- SOURCE RECORDS -
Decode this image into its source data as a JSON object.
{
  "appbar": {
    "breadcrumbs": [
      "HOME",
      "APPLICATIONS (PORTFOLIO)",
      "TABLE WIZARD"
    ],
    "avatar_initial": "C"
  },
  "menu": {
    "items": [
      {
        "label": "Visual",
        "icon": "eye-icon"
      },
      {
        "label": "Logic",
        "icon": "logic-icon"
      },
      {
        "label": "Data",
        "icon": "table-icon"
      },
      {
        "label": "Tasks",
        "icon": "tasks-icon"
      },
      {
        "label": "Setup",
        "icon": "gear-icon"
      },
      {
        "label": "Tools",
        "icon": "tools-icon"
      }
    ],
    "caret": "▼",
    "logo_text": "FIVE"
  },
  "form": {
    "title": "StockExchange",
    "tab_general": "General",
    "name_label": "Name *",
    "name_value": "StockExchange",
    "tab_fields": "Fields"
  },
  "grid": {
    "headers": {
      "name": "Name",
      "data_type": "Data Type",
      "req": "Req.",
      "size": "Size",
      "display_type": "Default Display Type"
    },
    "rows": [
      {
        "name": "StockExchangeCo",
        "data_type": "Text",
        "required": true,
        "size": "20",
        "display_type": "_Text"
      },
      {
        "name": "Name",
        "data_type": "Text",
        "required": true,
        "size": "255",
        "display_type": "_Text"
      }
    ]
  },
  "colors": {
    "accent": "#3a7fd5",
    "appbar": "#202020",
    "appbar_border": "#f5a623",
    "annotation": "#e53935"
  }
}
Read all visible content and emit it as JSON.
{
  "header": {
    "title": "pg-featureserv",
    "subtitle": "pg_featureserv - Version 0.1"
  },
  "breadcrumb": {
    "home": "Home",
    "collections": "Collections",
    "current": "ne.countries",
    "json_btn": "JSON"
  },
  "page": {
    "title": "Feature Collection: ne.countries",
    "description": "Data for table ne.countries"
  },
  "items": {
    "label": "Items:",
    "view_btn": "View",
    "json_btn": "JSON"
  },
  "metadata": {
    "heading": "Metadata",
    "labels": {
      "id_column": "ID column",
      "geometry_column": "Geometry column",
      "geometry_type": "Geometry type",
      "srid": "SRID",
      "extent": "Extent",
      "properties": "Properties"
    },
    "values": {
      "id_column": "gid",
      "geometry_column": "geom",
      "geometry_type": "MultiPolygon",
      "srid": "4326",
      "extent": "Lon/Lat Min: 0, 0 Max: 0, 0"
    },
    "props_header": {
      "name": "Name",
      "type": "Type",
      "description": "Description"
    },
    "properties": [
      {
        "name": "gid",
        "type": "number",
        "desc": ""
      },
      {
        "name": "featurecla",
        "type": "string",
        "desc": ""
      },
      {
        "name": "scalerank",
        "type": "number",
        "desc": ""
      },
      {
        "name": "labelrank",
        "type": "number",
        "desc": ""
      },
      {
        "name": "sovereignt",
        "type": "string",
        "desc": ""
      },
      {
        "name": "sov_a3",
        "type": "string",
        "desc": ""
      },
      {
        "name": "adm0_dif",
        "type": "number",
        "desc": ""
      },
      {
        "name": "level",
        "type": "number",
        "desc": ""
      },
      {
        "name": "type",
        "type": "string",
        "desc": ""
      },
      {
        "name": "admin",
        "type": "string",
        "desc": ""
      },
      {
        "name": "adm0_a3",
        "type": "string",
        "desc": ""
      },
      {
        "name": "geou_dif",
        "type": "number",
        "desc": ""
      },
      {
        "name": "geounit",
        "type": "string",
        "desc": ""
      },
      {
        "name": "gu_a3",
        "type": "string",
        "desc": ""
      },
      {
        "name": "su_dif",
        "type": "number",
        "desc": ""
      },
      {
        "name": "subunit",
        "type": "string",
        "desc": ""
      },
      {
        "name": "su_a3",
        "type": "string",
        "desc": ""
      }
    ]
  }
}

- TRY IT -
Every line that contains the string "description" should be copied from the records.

- COMPLETED TASK -
    "description": "Data for table ne.countries"
      "description": "Description"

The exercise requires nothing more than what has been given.